Invited to reimagine the spaces of Prada Rong Zhai in an unprecedented way, Theaster Gates shows his ceramics body of work and reveals the link that exists between this activity as a ceramist and those as a visual artist, a performer, a professor, a urban planner and a community activist. For China Cabinet, Gates conceived a three-chapter story that unfolds in the rooms on the building’s first floor. Over the course of this narrative, the setting changes and the artist’s role evolves from guest to ghost to host.
In the first chapter, the artist as a guest presents the themes underlying his work in six showcases wherein visitors can trace the elements that characterize his practice: the reuse of materials and architectural construction techniques, his references to craftsmanship and spirituality, his employment of the stereotypical imagery imposed on the African-American community, the use of symbols from the civil rights movement, and the presence of archival material such as magazines, books, music, and films that constitute Gates’ universe.
The second phase of the show invokes the artist as an interlocutor. Here, Gates reveals the complexity of his relationship to ceramics —which comprises both intellectual and tactile aspects—in a site-specific installation divided into two parts. The first is a precise and clean presentation of his works distributed throughout the space as if they were in an antique Chinese porcelain boutique. The second part is a reconstruction of his potter’s workshop presenting many plates, cups, bowls, vases, and other utilitarian ceramics alongside artworks made using similar techniques.
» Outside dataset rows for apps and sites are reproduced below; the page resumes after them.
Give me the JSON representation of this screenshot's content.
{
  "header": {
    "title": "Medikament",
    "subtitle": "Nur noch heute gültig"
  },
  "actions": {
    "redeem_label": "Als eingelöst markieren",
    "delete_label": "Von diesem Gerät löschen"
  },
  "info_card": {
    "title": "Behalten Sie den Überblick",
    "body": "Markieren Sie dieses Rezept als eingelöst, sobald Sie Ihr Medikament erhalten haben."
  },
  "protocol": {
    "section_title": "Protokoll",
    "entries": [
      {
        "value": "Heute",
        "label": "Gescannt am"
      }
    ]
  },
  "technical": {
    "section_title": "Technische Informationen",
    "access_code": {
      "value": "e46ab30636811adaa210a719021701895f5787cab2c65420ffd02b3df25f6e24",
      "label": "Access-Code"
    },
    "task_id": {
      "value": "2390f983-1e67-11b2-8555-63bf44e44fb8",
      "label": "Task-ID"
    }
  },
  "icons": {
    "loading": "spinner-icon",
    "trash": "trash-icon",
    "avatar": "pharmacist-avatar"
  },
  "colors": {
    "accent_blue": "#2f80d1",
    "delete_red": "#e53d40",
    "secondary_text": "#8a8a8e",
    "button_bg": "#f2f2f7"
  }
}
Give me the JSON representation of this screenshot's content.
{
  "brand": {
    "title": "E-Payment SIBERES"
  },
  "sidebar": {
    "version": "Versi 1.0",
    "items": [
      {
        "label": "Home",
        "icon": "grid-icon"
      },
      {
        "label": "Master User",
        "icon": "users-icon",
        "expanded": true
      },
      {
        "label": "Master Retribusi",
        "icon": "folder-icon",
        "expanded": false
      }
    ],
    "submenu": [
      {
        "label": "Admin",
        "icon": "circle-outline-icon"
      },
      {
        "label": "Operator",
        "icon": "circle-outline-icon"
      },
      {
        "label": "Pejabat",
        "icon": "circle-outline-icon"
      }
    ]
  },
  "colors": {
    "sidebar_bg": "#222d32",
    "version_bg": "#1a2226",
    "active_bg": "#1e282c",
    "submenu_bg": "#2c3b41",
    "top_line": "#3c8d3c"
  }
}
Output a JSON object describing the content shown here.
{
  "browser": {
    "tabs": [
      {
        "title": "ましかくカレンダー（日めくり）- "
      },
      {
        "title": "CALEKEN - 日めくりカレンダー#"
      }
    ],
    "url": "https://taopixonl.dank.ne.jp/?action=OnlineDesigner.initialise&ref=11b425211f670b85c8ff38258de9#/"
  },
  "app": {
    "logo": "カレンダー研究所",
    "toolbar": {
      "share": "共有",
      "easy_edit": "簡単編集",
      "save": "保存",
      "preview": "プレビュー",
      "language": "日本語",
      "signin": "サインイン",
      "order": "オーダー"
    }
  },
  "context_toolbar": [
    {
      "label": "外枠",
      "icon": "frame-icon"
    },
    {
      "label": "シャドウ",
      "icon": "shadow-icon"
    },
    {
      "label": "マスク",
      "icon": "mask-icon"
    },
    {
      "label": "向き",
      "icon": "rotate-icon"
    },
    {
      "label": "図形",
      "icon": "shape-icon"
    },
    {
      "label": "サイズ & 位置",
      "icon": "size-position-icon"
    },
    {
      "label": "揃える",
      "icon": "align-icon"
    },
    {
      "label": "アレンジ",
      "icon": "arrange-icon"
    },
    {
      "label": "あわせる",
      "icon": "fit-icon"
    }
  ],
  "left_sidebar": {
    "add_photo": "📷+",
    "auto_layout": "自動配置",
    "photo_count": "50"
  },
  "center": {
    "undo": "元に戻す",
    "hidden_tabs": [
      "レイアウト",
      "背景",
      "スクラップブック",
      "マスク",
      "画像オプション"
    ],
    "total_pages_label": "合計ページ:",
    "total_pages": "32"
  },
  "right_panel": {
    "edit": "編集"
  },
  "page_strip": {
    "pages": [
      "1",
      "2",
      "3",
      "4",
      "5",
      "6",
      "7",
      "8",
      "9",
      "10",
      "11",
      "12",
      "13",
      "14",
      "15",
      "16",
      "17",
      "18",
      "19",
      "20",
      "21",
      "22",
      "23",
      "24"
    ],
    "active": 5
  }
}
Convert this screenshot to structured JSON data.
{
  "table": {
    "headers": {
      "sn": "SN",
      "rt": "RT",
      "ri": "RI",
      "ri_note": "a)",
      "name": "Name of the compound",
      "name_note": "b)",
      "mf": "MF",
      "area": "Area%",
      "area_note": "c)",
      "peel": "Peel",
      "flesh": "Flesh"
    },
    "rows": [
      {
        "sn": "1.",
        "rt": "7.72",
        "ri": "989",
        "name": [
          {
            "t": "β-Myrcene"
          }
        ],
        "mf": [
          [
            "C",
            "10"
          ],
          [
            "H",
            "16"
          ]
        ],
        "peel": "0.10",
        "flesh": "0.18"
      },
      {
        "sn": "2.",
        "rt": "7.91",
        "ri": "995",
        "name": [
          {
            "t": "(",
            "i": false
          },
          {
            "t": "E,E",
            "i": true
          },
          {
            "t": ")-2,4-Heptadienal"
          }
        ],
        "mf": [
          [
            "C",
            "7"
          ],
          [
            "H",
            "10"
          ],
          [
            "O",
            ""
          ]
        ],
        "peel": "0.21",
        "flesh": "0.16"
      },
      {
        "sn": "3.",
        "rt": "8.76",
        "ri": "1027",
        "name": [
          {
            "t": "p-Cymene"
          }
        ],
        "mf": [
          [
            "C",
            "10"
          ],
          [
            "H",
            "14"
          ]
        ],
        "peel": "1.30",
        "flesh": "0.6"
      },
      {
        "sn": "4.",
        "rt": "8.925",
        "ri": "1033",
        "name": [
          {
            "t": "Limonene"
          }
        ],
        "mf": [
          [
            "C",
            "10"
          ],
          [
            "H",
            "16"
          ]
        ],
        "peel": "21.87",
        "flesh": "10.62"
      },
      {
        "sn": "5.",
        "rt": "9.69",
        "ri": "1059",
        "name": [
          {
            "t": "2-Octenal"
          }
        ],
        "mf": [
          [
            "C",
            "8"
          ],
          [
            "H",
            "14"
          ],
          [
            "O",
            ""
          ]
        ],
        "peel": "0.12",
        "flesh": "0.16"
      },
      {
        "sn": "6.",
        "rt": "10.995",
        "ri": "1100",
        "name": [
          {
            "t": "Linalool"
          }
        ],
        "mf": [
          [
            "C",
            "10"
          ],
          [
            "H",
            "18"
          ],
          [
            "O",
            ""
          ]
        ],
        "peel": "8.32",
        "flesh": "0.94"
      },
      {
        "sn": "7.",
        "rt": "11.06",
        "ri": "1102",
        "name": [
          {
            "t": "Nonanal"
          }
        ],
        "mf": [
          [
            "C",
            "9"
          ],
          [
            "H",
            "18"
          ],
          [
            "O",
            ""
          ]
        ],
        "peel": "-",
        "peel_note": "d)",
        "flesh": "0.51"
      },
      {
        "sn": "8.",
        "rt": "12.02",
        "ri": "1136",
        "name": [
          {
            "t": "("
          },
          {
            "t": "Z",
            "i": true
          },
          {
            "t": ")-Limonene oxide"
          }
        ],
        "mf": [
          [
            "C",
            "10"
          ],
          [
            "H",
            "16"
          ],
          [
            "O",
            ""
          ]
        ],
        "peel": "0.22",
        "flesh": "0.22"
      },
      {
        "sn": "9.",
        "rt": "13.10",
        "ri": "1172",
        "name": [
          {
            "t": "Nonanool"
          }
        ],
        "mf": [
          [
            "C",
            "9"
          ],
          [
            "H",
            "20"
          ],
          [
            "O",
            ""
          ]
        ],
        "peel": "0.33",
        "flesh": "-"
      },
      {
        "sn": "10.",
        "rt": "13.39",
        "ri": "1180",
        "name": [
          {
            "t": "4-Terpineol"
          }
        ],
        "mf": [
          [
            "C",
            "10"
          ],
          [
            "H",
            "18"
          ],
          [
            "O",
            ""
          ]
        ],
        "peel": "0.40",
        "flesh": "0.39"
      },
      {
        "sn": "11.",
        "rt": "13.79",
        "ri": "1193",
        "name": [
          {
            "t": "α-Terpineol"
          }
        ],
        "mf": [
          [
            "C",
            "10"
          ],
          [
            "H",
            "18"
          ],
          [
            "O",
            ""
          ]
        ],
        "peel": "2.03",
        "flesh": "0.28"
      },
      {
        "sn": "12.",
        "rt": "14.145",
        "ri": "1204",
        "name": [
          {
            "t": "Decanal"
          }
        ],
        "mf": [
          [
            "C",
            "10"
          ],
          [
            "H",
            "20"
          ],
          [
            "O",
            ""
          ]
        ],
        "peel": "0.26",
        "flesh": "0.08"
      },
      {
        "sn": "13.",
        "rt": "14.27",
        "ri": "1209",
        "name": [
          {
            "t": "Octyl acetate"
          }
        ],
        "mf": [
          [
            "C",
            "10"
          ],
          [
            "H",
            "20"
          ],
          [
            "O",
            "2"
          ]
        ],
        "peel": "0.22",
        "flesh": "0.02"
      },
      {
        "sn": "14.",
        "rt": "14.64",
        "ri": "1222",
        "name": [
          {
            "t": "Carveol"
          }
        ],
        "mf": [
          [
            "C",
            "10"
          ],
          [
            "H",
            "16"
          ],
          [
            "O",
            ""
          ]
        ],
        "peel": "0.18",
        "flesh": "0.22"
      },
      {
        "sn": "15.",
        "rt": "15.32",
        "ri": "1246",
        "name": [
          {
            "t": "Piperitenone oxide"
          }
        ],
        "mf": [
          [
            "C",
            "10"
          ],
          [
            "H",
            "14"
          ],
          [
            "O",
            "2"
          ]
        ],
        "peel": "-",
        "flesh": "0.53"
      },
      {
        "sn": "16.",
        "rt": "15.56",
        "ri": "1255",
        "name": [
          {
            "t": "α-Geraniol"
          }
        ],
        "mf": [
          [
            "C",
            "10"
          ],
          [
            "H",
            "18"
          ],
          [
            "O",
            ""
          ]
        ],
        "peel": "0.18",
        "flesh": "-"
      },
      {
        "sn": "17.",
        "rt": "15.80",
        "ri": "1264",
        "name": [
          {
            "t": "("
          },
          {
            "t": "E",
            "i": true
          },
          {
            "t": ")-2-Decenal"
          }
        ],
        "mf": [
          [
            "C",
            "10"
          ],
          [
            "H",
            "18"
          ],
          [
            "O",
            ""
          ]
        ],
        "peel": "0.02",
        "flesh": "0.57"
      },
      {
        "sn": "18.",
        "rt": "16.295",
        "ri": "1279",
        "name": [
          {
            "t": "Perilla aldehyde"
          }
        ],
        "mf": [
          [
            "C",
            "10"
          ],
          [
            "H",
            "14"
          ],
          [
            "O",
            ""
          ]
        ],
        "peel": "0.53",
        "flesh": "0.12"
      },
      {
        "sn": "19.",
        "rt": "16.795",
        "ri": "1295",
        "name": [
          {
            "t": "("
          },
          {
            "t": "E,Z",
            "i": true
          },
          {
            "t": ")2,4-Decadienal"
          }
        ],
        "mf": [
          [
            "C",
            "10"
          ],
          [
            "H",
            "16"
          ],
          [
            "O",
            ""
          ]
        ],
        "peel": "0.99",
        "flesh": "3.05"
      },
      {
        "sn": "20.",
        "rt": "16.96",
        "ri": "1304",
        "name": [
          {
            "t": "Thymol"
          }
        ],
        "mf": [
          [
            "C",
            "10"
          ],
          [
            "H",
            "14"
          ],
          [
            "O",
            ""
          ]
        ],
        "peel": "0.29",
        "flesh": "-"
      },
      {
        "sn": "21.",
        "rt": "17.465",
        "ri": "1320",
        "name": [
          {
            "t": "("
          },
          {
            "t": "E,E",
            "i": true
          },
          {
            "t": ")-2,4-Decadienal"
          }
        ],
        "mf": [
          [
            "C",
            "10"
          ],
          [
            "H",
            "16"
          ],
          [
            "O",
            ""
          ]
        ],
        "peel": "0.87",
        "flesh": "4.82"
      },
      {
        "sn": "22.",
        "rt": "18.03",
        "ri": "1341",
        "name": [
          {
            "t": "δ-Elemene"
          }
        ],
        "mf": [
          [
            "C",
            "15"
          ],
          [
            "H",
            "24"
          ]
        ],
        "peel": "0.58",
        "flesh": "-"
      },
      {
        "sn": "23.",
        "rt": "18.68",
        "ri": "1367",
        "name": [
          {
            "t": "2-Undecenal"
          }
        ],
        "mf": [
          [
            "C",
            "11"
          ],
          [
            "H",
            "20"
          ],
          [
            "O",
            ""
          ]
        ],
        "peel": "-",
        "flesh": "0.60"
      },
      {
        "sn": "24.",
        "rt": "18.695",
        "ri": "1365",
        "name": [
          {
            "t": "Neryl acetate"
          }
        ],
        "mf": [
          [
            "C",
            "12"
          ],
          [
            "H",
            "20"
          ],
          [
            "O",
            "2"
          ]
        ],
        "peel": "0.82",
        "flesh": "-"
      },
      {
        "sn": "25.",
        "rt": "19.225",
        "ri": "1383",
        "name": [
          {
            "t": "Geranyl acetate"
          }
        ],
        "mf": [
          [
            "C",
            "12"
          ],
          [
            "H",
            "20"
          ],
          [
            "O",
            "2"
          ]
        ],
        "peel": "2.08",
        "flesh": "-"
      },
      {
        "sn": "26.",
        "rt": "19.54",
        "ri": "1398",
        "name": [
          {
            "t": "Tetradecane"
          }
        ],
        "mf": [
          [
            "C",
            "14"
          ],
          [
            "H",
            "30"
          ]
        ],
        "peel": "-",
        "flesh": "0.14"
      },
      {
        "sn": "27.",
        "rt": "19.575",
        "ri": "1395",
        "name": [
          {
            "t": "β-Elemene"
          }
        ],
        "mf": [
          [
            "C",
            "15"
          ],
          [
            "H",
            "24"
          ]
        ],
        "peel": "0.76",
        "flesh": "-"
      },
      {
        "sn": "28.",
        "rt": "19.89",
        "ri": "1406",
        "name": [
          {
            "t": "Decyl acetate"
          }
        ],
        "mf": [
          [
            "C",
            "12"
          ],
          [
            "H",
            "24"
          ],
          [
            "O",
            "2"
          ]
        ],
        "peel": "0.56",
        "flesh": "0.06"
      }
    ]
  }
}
The story culminates with the artist’s complete occupation of Prada Rong Zhai with artworks displayed as they would be in a private home. In the end, the artist has transformed from a visitor into a generous host desiring to share the comfort and beauty of his carefully appointed residence with his guests.